[SSS31-P10] Topography of late Quaternary in the Tonami plain and activity of the Tonami-heiya fault zone, Toyama Prefecture
The Holocene alluvial fans and flood plains formed by the Sho and Oyabe Rivers spread out in the Tonami plain from the central through the northern parts. Along the foot of the surrounding mountains and hills, higher, middle and lower terraces of late Pleistocene-Holocene in age are distributed. These terraces have been displaced, even during the Holocene time, by the reverse dip-slip activities of Tonami-heiya fault zone in a sense of upheaval in the mountains side.
We examined stratigraphic cross section utilizing borehole data and morphologically analyzed 5m-DEM in order to elucidate the fault trace of the Isurugi fault which belongs to the Western Tonami-heiya fault zone. As the results, the northern segment of Isurugi fault seems to run along the northeastern foot of Hodatsu hill and extends underground through the lower-most Oyabe River into the Toyama Bay. Consequently its total length reaches about 30 km. In the southern segment, a continuous fault scarplet was recognized to cut across the lower dissected fans. The slip-rate of Isurugi fault is estimated to be 0.31-0.64m/kyr. As for the Eastern Tonami-heiya fault zone, the mid-Holocene and later activities along Horinji and Takashozu faults were also identified from previous studies by trench excavation surveys (AIST, 2012, Toyama Pref., 2000).

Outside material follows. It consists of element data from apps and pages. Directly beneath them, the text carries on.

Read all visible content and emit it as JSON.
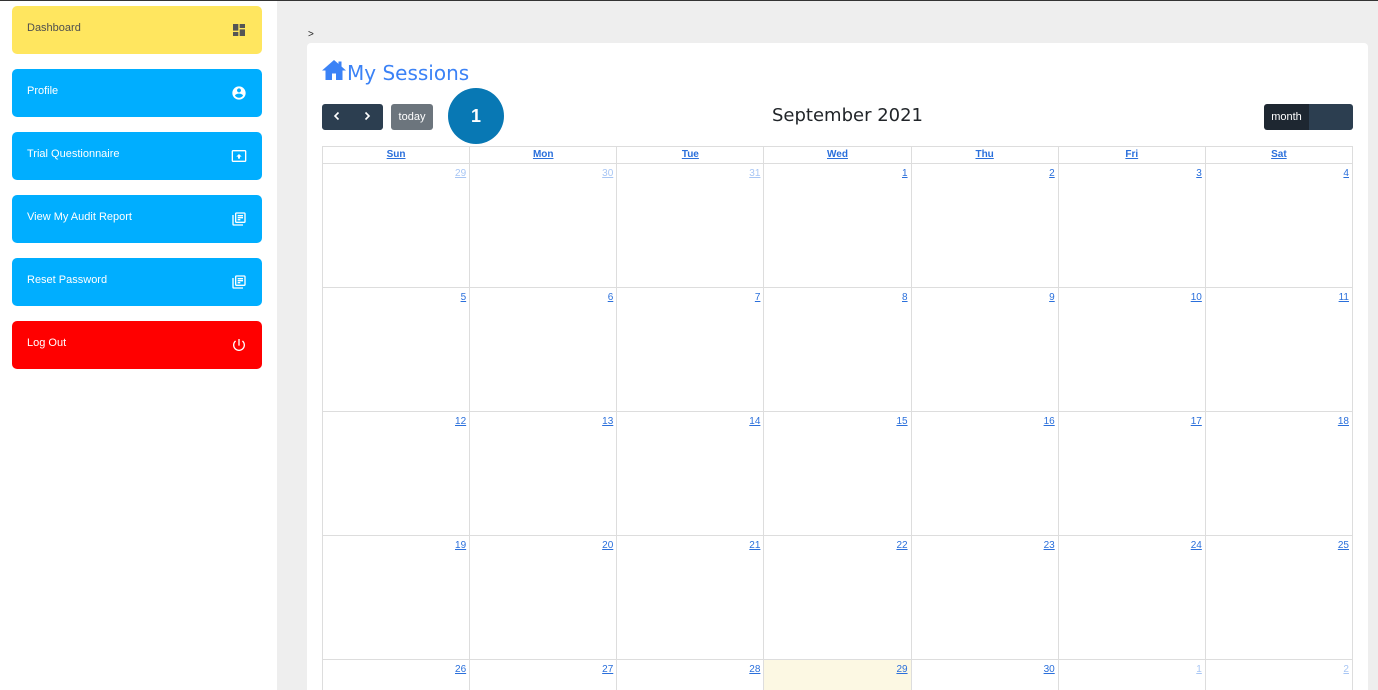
{
  "sidebar": {
    "items": [
      {
        "label": "Dashboard",
        "icon": "dashboard-icon"
      },
      {
        "label": "Profile",
        "icon": "account-circle-icon"
      },
      {
        "label": "Trial Questionnaire",
        "icon": "upload-box-icon"
      },
      {
        "label": "View My Audit Report",
        "icon": "library-books-icon"
      },
      {
        "label": "Reset Password",
        "icon": "library-books-icon"
      },
      {
        "label": "Log Out",
        "icon": "power-icon"
      }
    ],
    "colors": {
      "dashboard": "#ffe65f",
      "default": "#00aeff",
      "logout": "#ff0000"
    }
  },
  "breadcrumb": ">",
  "page": {
    "title": "My Sessions",
    "title_icon": "home-icon"
  },
  "calendar": {
    "prev_icon": "chevron-left-icon",
    "next_icon": "chevron-right-icon",
    "today_label": "today",
    "badge": "1",
    "month_title": "September 2021",
    "view_month_label": "month",
    "weekdays": [
      "Sun",
      "Mon",
      "Tue",
      "Wed",
      "Thu",
      "Fri",
      "Sat"
    ],
    "weeks": [
      [
        {
          "d": "29",
          "other": true
        },
        {
          "d": "30",
          "other": true
        },
        {
          "d": "31",
          "other": true
        },
        {
          "d": "1"
        },
        {
          "d": "2"
        },
        {
          "d": "3"
        },
        {
          "d": "4"
        }
      ],
      [
        {
          "d": "5"
        },
        {
          "d": "6"
        },
        {
          "d": "7"
        },
        {
          "d": "8"
        },
        {
          "d": "9"
        },
        {
          "d": "10"
        },
        {
          "d": "11"
        }
      ],
      [
        {
          "d": "12"
        },
        {
          "d": "13"
        },
        {
          "d": "14"
        },
        {
          "d": "15"
        },
        {
          "d": "16"
        },
        {
          "d": "17"
        },
        {
          "d": "18"
        }
      ],
      [
        {
          "d": "19"
        },
        {
          "d": "20"
        },
        {
          "d": "21"
        },
        {
          "d": "22"
        },
        {
          "d": "23"
        },
        {
          "d": "24"
        },
        {
          "d": "25"
        }
      ],
      [
        {
          "d": "26"
        },
        {
          "d": "27"
        },
        {
          "d": "28"
        },
        {
          "d": "29",
          "today": true
        },
        {
          "d": "30"
        },
        {
          "d": "1",
          "other": true
        },
        {
          "d": "2",
          "other": true
        }
      ]
    ]
  }
}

In the Hokuriku region, reverse faulting and related folding with strike in a NE-SW direction have occurred during the late Quaternary. In this process, the upheaval of mountains and hills as well as the subsidence of plain were reactivated and have continued. Then, the hinge line of block movement due to the activities of the Tonami-heiya fault zone is revealed to have shifted from the mountain side into the plain side within the Holocene time. In conclusion, the Quaternary folding and faulting associated with the crustal warping at a wavelength of about 20 km is currently in progress, causing both the subsidence of Tonami plain and the upheaval of surrounding mountains and hills.
National Institute of Advanced Industrial Science and Technology (AIST), 2012, Research on fault Activity and history of the Tonami Heiya fault zone and the Kurehayama fault zone (western part of the Tonami Heiya fault zone). Report on complementary investigation of active fault. H23-1.
Toyama Prefecture, 2000, Summary report on survey of the Tonami-heiya fault zone, 30p., Toyama Prefecture.